* _Task item_: Please report how many lines of the listing contain the string "mention", giving the number only.

* _Data in this exercise_:

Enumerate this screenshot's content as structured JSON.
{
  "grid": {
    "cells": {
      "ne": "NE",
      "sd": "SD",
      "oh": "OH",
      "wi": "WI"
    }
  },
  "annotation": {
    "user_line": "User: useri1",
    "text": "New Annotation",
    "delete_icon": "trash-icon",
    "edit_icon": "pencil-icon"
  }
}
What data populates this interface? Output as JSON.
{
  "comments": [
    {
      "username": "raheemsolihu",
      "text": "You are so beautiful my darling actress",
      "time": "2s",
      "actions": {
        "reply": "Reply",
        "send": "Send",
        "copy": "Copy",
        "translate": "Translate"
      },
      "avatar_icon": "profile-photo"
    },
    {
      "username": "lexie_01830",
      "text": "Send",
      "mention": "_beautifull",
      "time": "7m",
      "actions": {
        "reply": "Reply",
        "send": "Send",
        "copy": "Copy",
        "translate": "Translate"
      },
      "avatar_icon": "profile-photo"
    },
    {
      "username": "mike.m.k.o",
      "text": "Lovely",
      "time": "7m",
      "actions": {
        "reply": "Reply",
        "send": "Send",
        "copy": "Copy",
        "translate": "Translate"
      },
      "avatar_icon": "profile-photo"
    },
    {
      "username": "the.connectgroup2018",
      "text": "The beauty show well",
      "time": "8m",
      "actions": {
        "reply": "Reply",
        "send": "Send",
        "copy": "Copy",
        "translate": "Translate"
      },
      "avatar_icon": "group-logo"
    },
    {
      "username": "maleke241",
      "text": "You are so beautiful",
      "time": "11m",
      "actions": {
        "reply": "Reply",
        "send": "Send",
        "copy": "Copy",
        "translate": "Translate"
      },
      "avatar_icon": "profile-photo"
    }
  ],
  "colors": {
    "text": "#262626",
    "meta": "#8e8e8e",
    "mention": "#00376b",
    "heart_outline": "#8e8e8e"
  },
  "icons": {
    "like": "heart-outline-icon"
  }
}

* _Task answer_: 2